I tried guacamole for the first time as an adult. Avocados, too, for that matter. Maybe I was like you, John, and a little intimidated by the bold color.
Why did I wait so long?
Because I love guacamole!!
This recipe has lots of add-ins that make for a taste as bold as the color.
Right when you bring the ingredients home from the store, go ahead and wash the cilantro.
Then shake off the water, wrap in a cotton napkin, and store in a plastic bag. The droplets of water that remain on the leaves will keep them from becoming limp.
Don’t ask me how I know this, because you know I am not science-y, but that bit of water will maintain the cilantro’s Turgor pressure. It’s the reason you see that little spray of water come on now and then in the produce department. If the grocer didn’t do that, all the lettuces would be limp, and no one would buy them.
So there you go. A little science with your guacamole.
The first thing you’ll need to do is choose 3 avocados. Green and hard should be avoided. They’ll ripen if you wait on them, but don’t try to make guacamole with them until they are ripe.
Brown and somewhat soft is what you want. The greener of the three in the photo turned out to be just a little too firm. It would have been better had it ripened one more day, but it still worked.
I always start peeling the skin with a knife. Once you get it started, it’s easy to just pull it off if the avocado is ripe. (Thanks for taking these two photos, John!)
Then you cut all the way around the avocado and pull it apart in two pieces. You’ll find a somewhat large pit that you can pop out of there.
Put the avocado pieces into a bowl.
Add the juice of one lime and
1 tsp. salt.
Use a fork to mash the avocado and mix the juice and salt.
Then you’ll need 1/2 cup chopped onion. I like the purple ones for this, because they are colorful and also have a milder flavor.
Next is some tomato. You can use 2 Roma tomatoes (they have less juice and work well for something you don’t want to be runny) or 1 medium regular tomato. I used the latter since that is what I had on hand. Chop into small pieces and add to the avocado mixture.
Then you’ll need 1 tsp. minced garlic.
The whole thing is a bulb.
It holds several smaller sections wrapped within the papery white covering. Each of these is a clove.
Each clove is covered in its own skin which you will need to remove. (These things come well packaged, don’t they?)

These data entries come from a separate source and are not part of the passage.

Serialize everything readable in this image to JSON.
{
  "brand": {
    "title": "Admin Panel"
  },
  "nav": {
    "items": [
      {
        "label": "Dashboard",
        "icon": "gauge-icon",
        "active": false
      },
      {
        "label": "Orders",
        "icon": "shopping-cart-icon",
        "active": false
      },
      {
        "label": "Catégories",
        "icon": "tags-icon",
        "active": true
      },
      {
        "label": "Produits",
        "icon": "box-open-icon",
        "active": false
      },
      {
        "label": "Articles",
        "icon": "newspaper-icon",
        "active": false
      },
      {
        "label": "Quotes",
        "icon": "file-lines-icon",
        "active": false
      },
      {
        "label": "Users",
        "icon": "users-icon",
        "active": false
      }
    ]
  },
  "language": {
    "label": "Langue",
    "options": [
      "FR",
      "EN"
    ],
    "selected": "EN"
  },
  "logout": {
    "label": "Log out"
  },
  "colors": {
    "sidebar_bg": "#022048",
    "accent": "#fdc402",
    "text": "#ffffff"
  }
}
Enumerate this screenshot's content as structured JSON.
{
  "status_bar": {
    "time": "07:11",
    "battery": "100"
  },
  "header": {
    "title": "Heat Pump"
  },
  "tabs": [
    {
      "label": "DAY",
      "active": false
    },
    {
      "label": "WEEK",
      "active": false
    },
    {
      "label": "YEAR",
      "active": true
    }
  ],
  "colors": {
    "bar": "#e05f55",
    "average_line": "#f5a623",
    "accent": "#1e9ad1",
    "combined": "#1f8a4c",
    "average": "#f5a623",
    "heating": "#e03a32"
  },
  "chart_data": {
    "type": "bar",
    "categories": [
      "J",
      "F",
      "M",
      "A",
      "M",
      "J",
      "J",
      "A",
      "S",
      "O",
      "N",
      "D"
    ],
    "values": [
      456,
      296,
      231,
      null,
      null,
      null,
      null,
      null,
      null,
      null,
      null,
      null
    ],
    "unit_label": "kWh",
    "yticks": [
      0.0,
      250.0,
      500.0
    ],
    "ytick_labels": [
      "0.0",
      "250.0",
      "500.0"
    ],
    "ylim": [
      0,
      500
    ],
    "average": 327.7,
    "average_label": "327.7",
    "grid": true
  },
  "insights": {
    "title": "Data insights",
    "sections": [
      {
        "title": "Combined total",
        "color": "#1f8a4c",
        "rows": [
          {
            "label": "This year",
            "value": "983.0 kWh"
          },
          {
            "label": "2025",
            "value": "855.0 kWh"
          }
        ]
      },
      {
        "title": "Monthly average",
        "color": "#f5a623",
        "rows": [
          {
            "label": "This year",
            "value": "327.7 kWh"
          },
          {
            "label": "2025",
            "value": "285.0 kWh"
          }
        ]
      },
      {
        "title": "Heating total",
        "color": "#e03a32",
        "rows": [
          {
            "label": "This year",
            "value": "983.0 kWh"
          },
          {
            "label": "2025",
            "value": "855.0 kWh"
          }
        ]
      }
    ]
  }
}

You’ll likely need to mince one clove for this recipe. A garlic press would make this task simpler, but I have never bought one. Just use a knife to cut into lots and lots of little pieces. You need 1 tsp. minced garlic, so if the clove is small, you may need to cut another to get the full teaspoon.
Now you can pull that cilantro from the fridge. Notice its excellent Turgor pressure, by the way.
You need 3 Tbsp. fresh cilantro. I think it’s quick and easy to just snip off what I want with some kitchen scissors, but a knife would work fine, as well.
Once you’ve added all these things, just stir well, and you have a dish of guacamole.
Left too long after peeling, avocados will turn brown just like bananas and potatoes. Someone told me once that putting the pit with the guacamole will keep the avocado from turning brown. I’m not really sure if it’s the pit or the lime juice. Either way, our guacamole stayed nice and green.
I hope yours turns out great! I’m sure it will!
I love you,